British taxpayers will have to pay millions for a special close protection unit for MEPs, despite the country voting to leave the European Union.
The unit of 46 bodyguards will be used to protect dignitaries and facilities and will include a 12-man team to ensure the personal safety of EU President Antonio Tajani.
The Times reported on Friday that the move is part of a £1.7 billion ($2 billion) spending spree by MEPs aimed at beating the budget cuts expected when Britain leaves.
The UK is expected to contribute more than £230 million to what may be the last budget it takes part in, even though it seems to be set to depart.
The “Unit Protection” force will be answerable only to the EU parliament’s administrative wing and will be trained in “high-level technical, psychological and behavioural” skills to carry out their tasks.
“The European Parliament’s costs continue to spiral out of control, now including a private army,” UKIP MEP Jonathan Arnott, who sits on the EU parliamentary budget committee,” told the Times.
“Under Theresa May’s Brexit timetable, we’re likely to still be in the EU in 2018… so the British taxpayer will be footing the bill despite the referendum result.
“Easy ways to cut costs have been ignored year in, year out,” Arnott warned.
The paper quoted one EU security official who insisted that without a dedicated security detail, the parliament would have to “rely on specialist armed Belgian police units who have highly developed contingency plans to protect EU institution.“

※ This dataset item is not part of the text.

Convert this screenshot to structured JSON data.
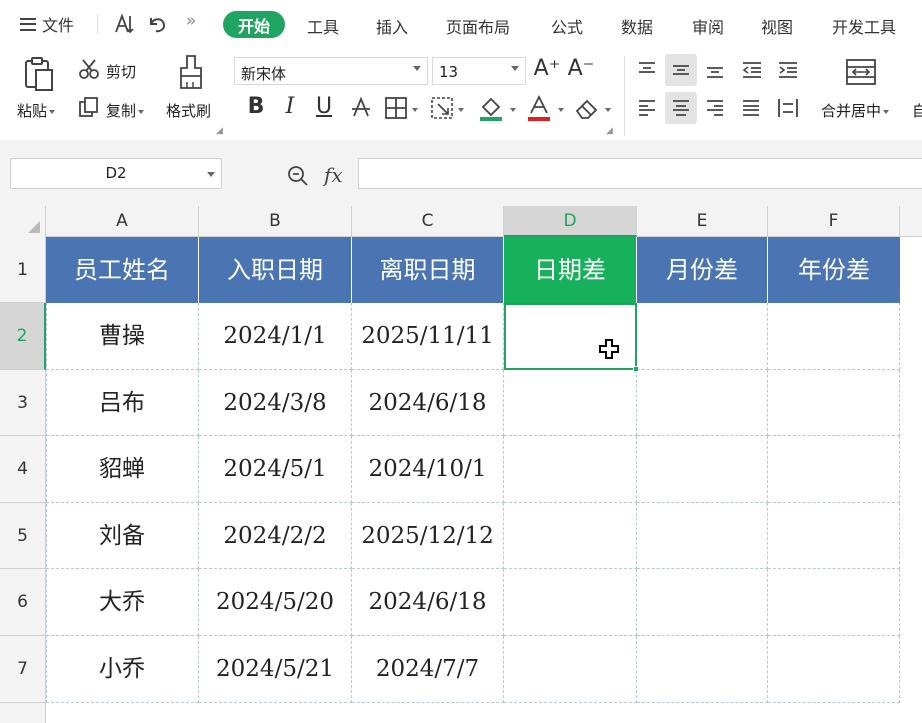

The new guard is expected to cost around £2 million annually and their travel costs to accompany the president across Europe are expected to add a further £1 million.